I've said it frequently here, and will continue to pound the drum -- hiring is the most important skill of any manager or coach, in business or in sports. Surrounding one's self with excellent people is tantamount to achieving success.
That said, even if fans and media recognize some of the names (what's up, Romeo Crennel?), we will have no idea if Houston Texans head coach Bill O'Brien will have done a good job of hiring until at least well into the 2014 season, maybe longer.
But Texan fans are interested, they want to know who's going to "fix this thing" ("this thing" being the pile of wreckage that was 2013).
To that end, we gained clarity on the future of two more names on Wednesday, one that will be here and one very familiar one that won't.
We'll start with the latter first, as we learned late Wednesday that Hall of Famer and former Houston Oiler great Mike Munchak will not take the job as offensive line coach for the Texans, a marriage that appeared to be a likelihood about ten days ago.
Instead, after interviewing for the Cleveland Browns head coaching job (which at this point, I believe will be decided by a Madden tournament of Browns season ticket holders, winner gets the job), Munchak became linked to the Pittsburgh Steelers offensive line coaching position in the last several days and, according to John McClain of the Houston Chronicle, informed O'Brien that he accepted the Steelers' job on Wednesday.
For Munchak, this will be his first job outside of the Oiler/Titan organization in his professional career in any capacity and an opportunity to return to his home state, where he starred for Penn State University.
Munchak's decision to head back to his home state is a disappointment to some Texan fans who were excited about having Munchak on the staff for a few reasons. First, and most importantly, he's considered among the best offensive line coaches in the game, and the Texans expect to have youth in at least two spots on the offensive line (left guard, right tackle). Second, the reunion with a nine time Pro Bowler would have been a "feel good" story for longtime Oiler fans. Finally, it was widely assumed that if Munchak came back to Houston, he would bring fellow Hall of Famer and former Titans assistant Bruce Matthews with him in some capacity, making it an even happier reunion.
Instead, now O'Brien needs to find an offensive line coach, one of the more underrated and important hires as he continues the rebuild.

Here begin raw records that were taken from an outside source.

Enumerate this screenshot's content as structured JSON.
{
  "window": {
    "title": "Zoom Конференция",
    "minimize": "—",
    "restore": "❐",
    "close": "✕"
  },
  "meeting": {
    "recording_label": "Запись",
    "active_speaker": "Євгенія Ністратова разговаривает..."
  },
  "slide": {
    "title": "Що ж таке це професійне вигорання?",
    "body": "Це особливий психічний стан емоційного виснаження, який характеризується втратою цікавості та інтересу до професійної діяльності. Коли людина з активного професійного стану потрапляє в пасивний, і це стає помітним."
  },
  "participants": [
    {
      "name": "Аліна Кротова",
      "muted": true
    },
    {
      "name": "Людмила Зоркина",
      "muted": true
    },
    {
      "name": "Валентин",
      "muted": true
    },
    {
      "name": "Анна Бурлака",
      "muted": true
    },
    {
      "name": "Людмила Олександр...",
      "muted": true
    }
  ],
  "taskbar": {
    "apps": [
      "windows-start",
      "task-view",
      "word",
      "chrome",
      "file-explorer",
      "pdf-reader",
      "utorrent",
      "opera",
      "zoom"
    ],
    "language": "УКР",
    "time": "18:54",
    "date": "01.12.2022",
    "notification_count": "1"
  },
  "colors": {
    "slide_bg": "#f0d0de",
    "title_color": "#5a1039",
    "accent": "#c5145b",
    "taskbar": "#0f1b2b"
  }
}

Meanwhile, with the New England Patriots losing in the AFC Championship Game on Sunday, O'Brien was finally free to openly pursue George Godsey as part of his staff. Their history dates back to Godsey's collegiate days as a quarterback at Georgia Tech in the early 2000's, where O'Brien mentored him as an assistant coach.
We Believe Local Journalism is Critical to the Life of a City
Engaging with our readers is essential to the mission of the Houston Press. Make a financial contribution or sign up for a newsletter, and help us keep telling Houston’s stories with no paywalls.
Support Our Journalism
For his part, Godsey coached for seven years under the tutelage of George O'Leary at Central Florida (who happened to be the head coach when O'Brien and Godsey were at Georgia Tech), and O'Brien was a huge part of Godsey getting his crack as an assistant in New England, where he coached tight ends.
And if that previous paragraph didn't have enough Blake Bortles tea leaves in it for you, just know that Godsey will coach quarterbacks with the Texans, and work closely with O'Brien, who will call plays. It's generally assumed at this point that O'Brien will not bring in anyone immediately with a title of "offensive coordinator."
As McClain reports, O'Brien himself has yet to announce his staff, as he prefers to wait until all his assistants have been hired before doing so, but many of them (including new defensive coordinator Romeo Crennel) were already hard at work in Mobile, Alabama this week trying to identify who the next class of Houston Texans draftees would be.